Just before you turn fifty, you have another breakdown as you realize you have burned yourself out yet again. You have savings you can live off for a while and so allow yourself to quit your job. I am not happy with this at all. I have been hoping you will buy a condo. But all is not lost for me. As soon as you resign, I start throwing ideas your way. I remind you of the fun you had in graduate school, writing programs to do rather hard statistical analyses — and I encourage you to think big this time, and set your sights as high as possible. After all, this is the age of Big Data, and you live in Seattle, one of the Big Data hotspots. Under my renewed influence, you learn R and Python and start attending Meetups in the hope of meeting folks who work at places like Amazon and Zillow. But despite my encouragement, you have your doubts.
You will find, little Suzanne, that you become less impressed with me as you get older. After about eight months of not working, you take matters into your own hands and decide you need a part-time job to have at least some income while you work on this career change. You interview for a job as a shipping assistant on April Fools Day — and walk out the door hired. The next day, you dress in warehouse clothes and sneakers to ride the bus to your less-than-impressive new job — happy to be the “little person” again.
You haven’t given up on me yet. On most days, I can still convince you that it’s not too late to be the successful career person — if only you would just try harder. I even have you working with a career coach! As always, you are cooperative, compliant, and diligent — but somehow, you never seem to get the results I look for. I am started to doubt myself.
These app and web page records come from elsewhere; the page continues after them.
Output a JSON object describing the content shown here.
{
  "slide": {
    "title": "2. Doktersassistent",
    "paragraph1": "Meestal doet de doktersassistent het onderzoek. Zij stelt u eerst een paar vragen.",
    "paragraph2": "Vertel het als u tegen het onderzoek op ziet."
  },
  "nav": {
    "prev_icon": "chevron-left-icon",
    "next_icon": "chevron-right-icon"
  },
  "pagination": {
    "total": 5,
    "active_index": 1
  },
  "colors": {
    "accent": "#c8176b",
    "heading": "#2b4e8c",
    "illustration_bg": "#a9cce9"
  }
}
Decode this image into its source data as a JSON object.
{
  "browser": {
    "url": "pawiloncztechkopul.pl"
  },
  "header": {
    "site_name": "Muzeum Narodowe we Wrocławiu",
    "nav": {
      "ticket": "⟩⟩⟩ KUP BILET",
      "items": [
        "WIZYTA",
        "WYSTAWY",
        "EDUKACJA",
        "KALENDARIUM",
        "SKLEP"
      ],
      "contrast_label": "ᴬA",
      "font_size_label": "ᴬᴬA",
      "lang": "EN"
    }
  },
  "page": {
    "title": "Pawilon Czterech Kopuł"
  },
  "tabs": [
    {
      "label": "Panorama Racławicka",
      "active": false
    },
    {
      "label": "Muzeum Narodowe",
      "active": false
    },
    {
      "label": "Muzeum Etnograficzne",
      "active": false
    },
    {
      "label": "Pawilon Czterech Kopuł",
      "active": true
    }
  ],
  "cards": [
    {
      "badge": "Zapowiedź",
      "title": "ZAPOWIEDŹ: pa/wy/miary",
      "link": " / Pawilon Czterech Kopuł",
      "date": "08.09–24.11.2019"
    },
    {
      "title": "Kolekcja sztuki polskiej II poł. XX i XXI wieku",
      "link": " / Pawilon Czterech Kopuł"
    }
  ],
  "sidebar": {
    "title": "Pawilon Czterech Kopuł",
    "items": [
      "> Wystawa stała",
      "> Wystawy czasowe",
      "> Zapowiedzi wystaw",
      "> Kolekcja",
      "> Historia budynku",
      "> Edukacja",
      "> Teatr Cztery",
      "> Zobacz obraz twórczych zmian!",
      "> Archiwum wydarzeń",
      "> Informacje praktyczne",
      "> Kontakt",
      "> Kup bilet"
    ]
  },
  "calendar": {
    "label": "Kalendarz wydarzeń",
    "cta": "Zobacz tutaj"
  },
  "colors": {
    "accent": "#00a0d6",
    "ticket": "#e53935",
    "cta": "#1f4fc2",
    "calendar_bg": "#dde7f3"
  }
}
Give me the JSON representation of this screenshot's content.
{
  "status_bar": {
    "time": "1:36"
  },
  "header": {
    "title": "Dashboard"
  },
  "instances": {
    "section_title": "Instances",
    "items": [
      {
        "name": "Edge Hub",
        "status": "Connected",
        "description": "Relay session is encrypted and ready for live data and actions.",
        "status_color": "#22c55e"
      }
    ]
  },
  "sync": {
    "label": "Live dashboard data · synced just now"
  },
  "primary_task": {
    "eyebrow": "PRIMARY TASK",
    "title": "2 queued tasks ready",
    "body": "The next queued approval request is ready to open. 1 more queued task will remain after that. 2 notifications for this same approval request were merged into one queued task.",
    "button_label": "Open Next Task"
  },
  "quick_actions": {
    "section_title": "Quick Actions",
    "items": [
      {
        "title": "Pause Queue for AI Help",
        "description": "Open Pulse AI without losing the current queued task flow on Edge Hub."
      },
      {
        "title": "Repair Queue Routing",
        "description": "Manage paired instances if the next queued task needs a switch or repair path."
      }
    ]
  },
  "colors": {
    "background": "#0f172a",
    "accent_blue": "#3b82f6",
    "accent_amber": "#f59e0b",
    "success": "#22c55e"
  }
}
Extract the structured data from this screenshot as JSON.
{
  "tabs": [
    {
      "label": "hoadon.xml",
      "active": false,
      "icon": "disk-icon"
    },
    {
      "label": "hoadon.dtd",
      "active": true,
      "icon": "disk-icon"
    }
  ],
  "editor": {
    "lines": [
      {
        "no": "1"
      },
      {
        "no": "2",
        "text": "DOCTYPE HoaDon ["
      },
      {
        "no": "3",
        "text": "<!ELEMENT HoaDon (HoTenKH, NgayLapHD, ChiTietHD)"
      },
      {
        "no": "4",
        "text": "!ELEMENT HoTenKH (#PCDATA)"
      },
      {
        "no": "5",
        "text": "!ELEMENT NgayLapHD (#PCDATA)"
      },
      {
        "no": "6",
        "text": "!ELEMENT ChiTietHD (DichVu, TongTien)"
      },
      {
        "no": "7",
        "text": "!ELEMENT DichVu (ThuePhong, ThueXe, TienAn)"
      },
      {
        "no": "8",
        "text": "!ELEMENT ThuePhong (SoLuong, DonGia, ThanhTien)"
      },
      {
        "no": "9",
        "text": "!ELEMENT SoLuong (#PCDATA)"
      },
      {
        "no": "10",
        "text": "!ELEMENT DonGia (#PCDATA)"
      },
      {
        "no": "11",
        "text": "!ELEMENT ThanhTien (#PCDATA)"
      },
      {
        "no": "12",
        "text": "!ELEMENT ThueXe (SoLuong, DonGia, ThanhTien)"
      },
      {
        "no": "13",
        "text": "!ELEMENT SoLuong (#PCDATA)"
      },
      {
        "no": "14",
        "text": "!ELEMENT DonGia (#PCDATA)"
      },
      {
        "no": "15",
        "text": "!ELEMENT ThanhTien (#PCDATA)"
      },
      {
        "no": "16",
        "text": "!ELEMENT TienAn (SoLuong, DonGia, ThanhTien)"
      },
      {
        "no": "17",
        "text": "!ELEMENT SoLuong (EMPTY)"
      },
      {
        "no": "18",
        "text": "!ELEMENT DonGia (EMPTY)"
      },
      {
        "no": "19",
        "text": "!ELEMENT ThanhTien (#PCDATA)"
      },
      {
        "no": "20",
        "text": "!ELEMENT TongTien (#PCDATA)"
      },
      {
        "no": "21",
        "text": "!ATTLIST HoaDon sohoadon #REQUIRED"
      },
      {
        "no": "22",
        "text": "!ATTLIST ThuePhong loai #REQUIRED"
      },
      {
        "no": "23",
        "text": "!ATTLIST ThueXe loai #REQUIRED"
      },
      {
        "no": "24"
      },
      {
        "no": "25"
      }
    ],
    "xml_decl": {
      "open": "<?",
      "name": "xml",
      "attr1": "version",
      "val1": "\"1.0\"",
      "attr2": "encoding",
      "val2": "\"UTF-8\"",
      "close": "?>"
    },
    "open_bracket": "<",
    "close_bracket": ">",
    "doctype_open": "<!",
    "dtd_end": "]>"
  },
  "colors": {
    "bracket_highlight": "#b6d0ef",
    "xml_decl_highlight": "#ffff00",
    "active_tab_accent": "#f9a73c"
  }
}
I wonder if I should tell you to change your A-level plans. How about Mathematics, English and Geography? And forget Imperial College — you will do better reading geography at a provincial university with less pressure. You could still end up in the United States doing that Ph.D.
But then I stand back and marvel at how you always manage to salvage something from the wreckage you find yourself in. And I am chagrined to admit that you have never been your best under my influence. I can’t even claim responsibility for all your successes either. I am really, really trying to let go — and allow you to be the amazing “little person” you are capable of being. And you know why? Because after fifty years, I have finally come to know and love her so much more than any version I could mould you into.
Good luck, my dear.
And I’m so, so sorry.